The researchers analyzed the efficacy of 2007 guidelines from the AHA and affirmed that good dental habits can prevent IE. The team confirmed that participants with a history of heart issues are at an increased risk of IE and associated complications, and antibiotics can be an effective way of preventing infection.
“Scientific data since the 2007 AHA guidelines support the view that limited use of preventative antibiotics for dental procedures hasn’t increased cases of endocarditis and is an important step at combating antibiotic overuse in the population,” said researcher Dr. Walter R. Wilson.
Reducing the risk of infection
For the study, experts from various organizations -- the Infectious Diseases Society of America, the American Dental Association, the American Academy of Pediatrics, and the American Heart Association -- analyzed the 2007 guidelines related to dental hygiene and IE.
In these recommendations, four groups were identified to be at the highest risk of complications related to IE: people who have had heart transplants, those who have previously had IE, those with prosthetic heart valves, and those with congenital heart disease.
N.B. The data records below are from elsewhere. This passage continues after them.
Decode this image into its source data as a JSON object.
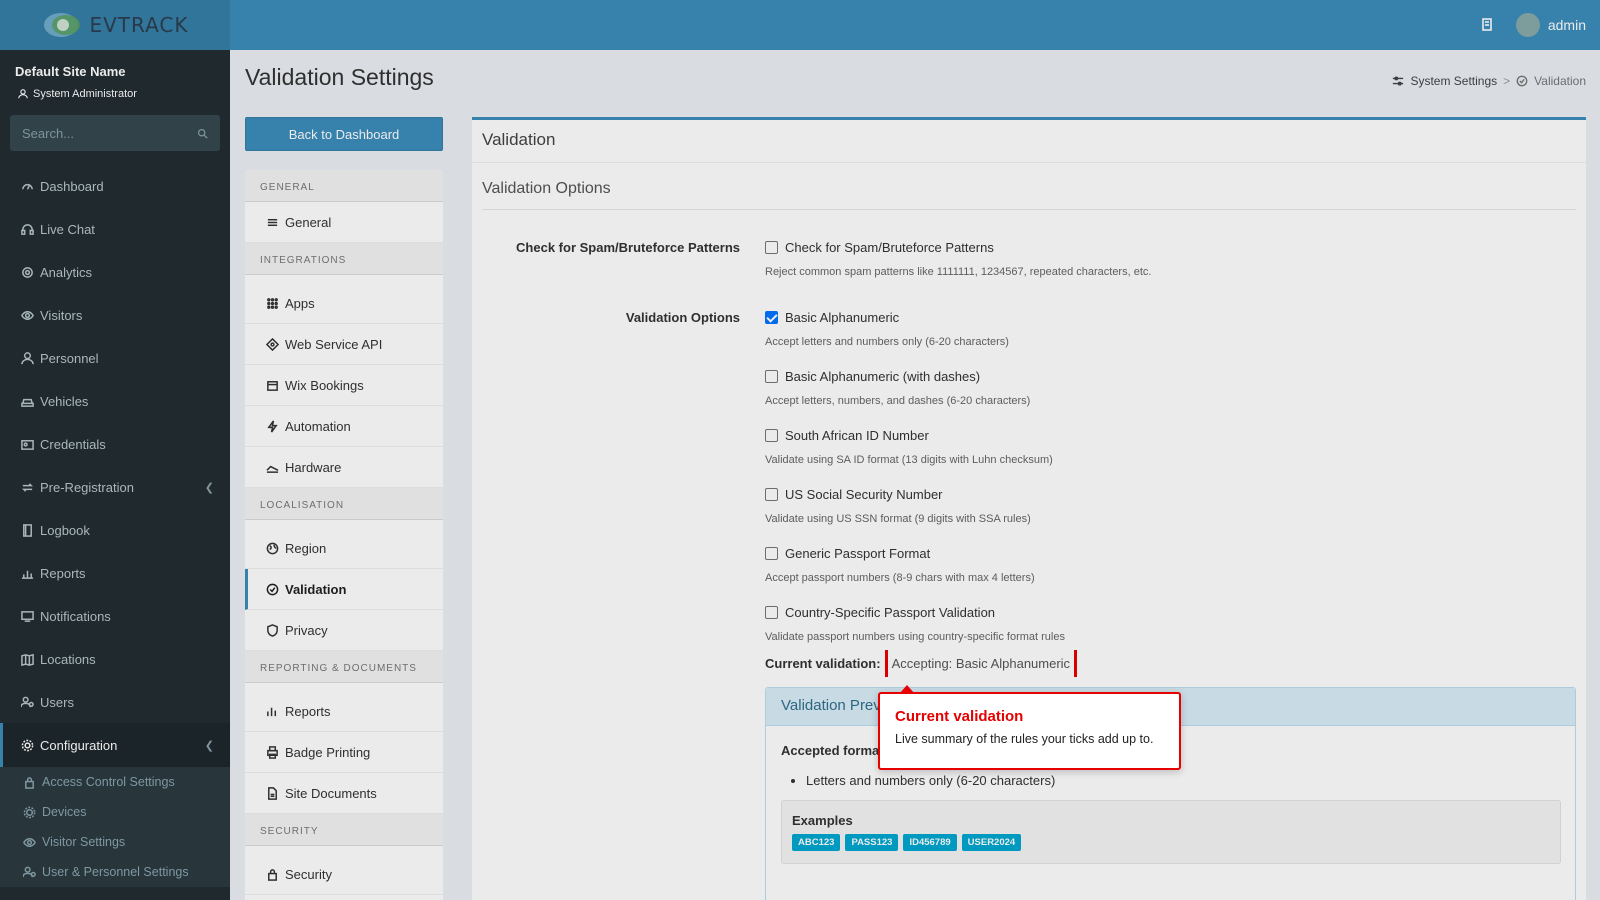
{
  "header": {
    "logo_text": "EVTRACK",
    "user_name": "admin",
    "icons": [
      "building-icon",
      "avatar"
    ]
  },
  "sidebar": {
    "site_name": "Default Site Name",
    "role": "System Administrator",
    "search_placeholder": "Search...",
    "items": [
      {
        "label": "Dashboard",
        "icon": "dashboard-icon"
      },
      {
        "label": "Live Chat",
        "icon": "headset-icon"
      },
      {
        "label": "Analytics",
        "icon": "target-icon"
      },
      {
        "label": "Visitors",
        "icon": "eye-icon"
      },
      {
        "label": "Personnel",
        "icon": "user-tie-icon"
      },
      {
        "label": "Vehicles",
        "icon": "car-icon"
      },
      {
        "label": "Credentials",
        "icon": "id-card-icon"
      },
      {
        "label": "Pre-Registration",
        "icon": "exchange-icon"
      },
      {
        "label": "Logbook",
        "icon": "book-icon"
      },
      {
        "label": "Reports",
        "icon": "chart-icon"
      },
      {
        "label": "Notifications",
        "icon": "bell-icon"
      },
      {
        "label": "Locations",
        "icon": "map-icon"
      },
      {
        "label": "Users",
        "icon": "users-icon"
      },
      {
        "label": "Configuration",
        "icon": "gear-icon"
      }
    ],
    "sub_items": [
      {
        "label": "Access Control Settings",
        "icon": "lock-icon"
      },
      {
        "label": "Devices",
        "icon": "chip-icon"
      },
      {
        "label": "Visitor Settings",
        "icon": "eye-icon"
      },
      {
        "label": "User & Personnel Settings",
        "icon": "users-icon"
      }
    ]
  },
  "page": {
    "title": "Validation Settings",
    "breadcrumb": [
      "System Settings",
      ">",
      "Validation"
    ],
    "back_button": "Back to Dashboard"
  },
  "settings_nav": {
    "sections": [
      {
        "header": "GENERAL",
        "items": [
          "General"
        ]
      },
      {
        "header": "INTEGRATIONS",
        "items": [
          "Apps",
          "Web Service API",
          "Wix Bookings",
          "Automation",
          "Hardware"
        ]
      },
      {
        "header": "LOCALISATION",
        "items": [
          "Region",
          "Validation",
          "Privacy"
        ]
      },
      {
        "header": "REPORTING & DOCUMENTS",
        "items": [
          "Reports",
          "Badge Printing",
          "Site Documents"
        ]
      },
      {
        "header": "SECURITY",
        "items": [
          "Security"
        ]
      }
    ],
    "active": "Validation"
  },
  "panel": {
    "title": "Validation",
    "section_title": "Validation Options",
    "spam_label": "Check for Spam/Bruteforce Patterns",
    "spam_checkbox": {
      "label": "Check for Spam/Bruteforce Patterns",
      "help": "Reject common spam patterns like 1111111, 1234567, repeated characters, etc.",
      "checked": false
    },
    "options_label": "Validation Options",
    "options": [
      {
        "label": "Basic Alphanumeric",
        "help": "Accept letters and numbers only (6-20 characters)",
        "checked": true
      },
      {
        "label": "Basic Alphanumeric (with dashes)",
        "help": "Accept letters, numbers, and dashes (6-20 characters)",
        "checked": false
      },
      {
        "label": "South African ID Number",
        "help": "Validate using SA ID format (13 digits with Luhn checksum)",
        "checked": false
      },
      {
        "label": "US Social Security Number",
        "help": "Validate using US SSN format (9 digits with SSA rules)",
        "checked": false
      },
      {
        "label": "Generic Passport Format",
        "help": "Accept passport numbers (8-9 chars with max 4 letters)",
        "checked": false
      },
      {
        "label": "Country-Specific Passport Validation",
        "help": "Validate passport numbers using country-specific format rules",
        "checked": false
      }
    ],
    "current_label": "Current validation:",
    "current_value": "Accepting: Basic Alphanumeric",
    "preview": {
      "title": "Validation Preview",
      "accepted_label": "Accepted formats:",
      "accepted_items": [
        "Letters and numbers only (6-20 characters)"
      ],
      "examples_title": "Examples",
      "examples": [
        "ABC123",
        "PASS123",
        "ID456789",
        "USER2024"
      ]
    }
  },
  "tooltip": {
    "title": "Current validation",
    "body": "Live summary of the rules your ticks add up to."
  },
  "colors": {
    "brand": "#3c8dbc",
    "sidebar": "#222d32",
    "highlight": "#e60000",
    "badge": "#00a7d0"
  }
}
To lower the risk of IE, many physicians and dentists have prescribed antibiotics to patients from these vulnerable populations. In this new study, experts have confirmed that these recommendations still hold up; antibiotics can help protect those with heart concerns from developing IE.
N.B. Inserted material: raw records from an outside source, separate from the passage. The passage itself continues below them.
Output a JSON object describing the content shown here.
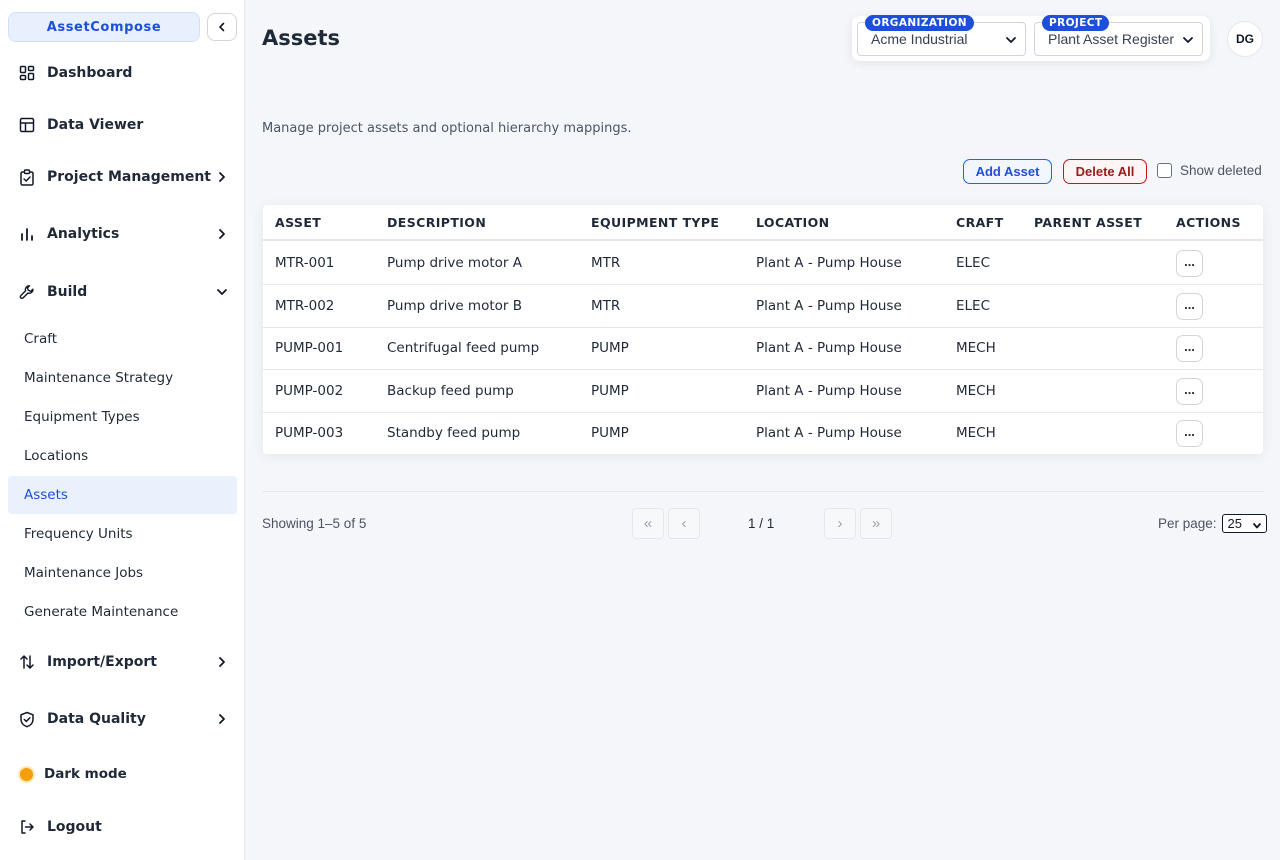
{
  "app": {
    "brand": "AssetCompose"
  },
  "sidebar": {
    "items": [
      {
        "label": "Dashboard"
      },
      {
        "label": "Data Viewer"
      },
      {
        "label": "Project Management"
      },
      {
        "label": "Analytics"
      },
      {
        "label": "Build"
      },
      {
        "label": "Import/Export"
      },
      {
        "label": "Data Quality"
      }
    ],
    "build_children": [
      {
        "label": "Craft"
      },
      {
        "label": "Maintenance Strategy"
      },
      {
        "label": "Equipment Types"
      },
      {
        "label": "Locations"
      },
      {
        "label": "Assets"
      },
      {
        "label": "Frequency Units"
      },
      {
        "label": "Maintenance Jobs"
      },
      {
        "label": "Generate Maintenance"
      }
    ],
    "dark_mode_label": "Dark mode",
    "logout_label": "Logout"
  },
  "header": {
    "title": "Assets",
    "organization": {
      "badge": "ORGANIZATION",
      "value": "Acme Industrial"
    },
    "project": {
      "badge": "PROJECT",
      "value": "Plant Asset Register"
    },
    "user_initials": "DG"
  },
  "main": {
    "subtitle": "Manage project assets and optional hierarchy mappings.",
    "add_button": "Add Asset",
    "delete_all_button": "Delete All",
    "show_deleted_label": "Show deleted"
  },
  "table": {
    "columns": [
      "ASSET",
      "DESCRIPTION",
      "EQUIPMENT TYPE",
      "LOCATION",
      "CRAFT",
      "PARENT ASSET",
      "ACTIONS"
    ],
    "rows": [
      {
        "asset": "MTR-001",
        "description": "Pump drive motor A",
        "equipment_type": "MTR",
        "location": "Plant A - Pump House",
        "craft": "ELEC",
        "parent": "",
        "action": "..."
      },
      {
        "asset": "MTR-002",
        "description": "Pump drive motor B",
        "equipment_type": "MTR",
        "location": "Plant A - Pump House",
        "craft": "ELEC",
        "parent": "",
        "action": "..."
      },
      {
        "asset": "PUMP-001",
        "description": "Centrifugal feed pump",
        "equipment_type": "PUMP",
        "location": "Plant A - Pump House",
        "craft": "MECH",
        "parent": "",
        "action": "..."
      },
      {
        "asset": "PUMP-002",
        "description": "Backup feed pump",
        "equipment_type": "PUMP",
        "location": "Plant A - Pump House",
        "craft": "MECH",
        "parent": "",
        "action": "..."
      },
      {
        "asset": "PUMP-003",
        "description": "Standby feed pump",
        "equipment_type": "PUMP",
        "location": "Plant A - Pump House",
        "craft": "MECH",
        "parent": "",
        "action": "..."
      }
    ]
  },
  "pagination": {
    "showing": "Showing 1–5 of 5",
    "first": "«",
    "prev": "‹",
    "page_info": "1 / 1",
    "next": "›",
    "last": "»",
    "per_page_label": "Per page:",
    "per_page_value": "25"
  },
  "colors": {
    "accent": "#1d4fd8",
    "danger": "#991b1b",
    "active_bg": "#eaf1fc"
  }
}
For those with no heart issues, antibiotics typically aren’t necessary; practicing good oral hygiene can be an effective way to reduce the risk of IE. However, poor dental hygiene habits can make consumers more susceptible to infection.
The researchers say these findings emphasize the importance of following good hygiene habits. Invasive dental procedures can make bacteria more likely to settle in the mouth, but when consumers regularly get dental check-ups and brush and floss their teeth, they can protect against potentially serious infections.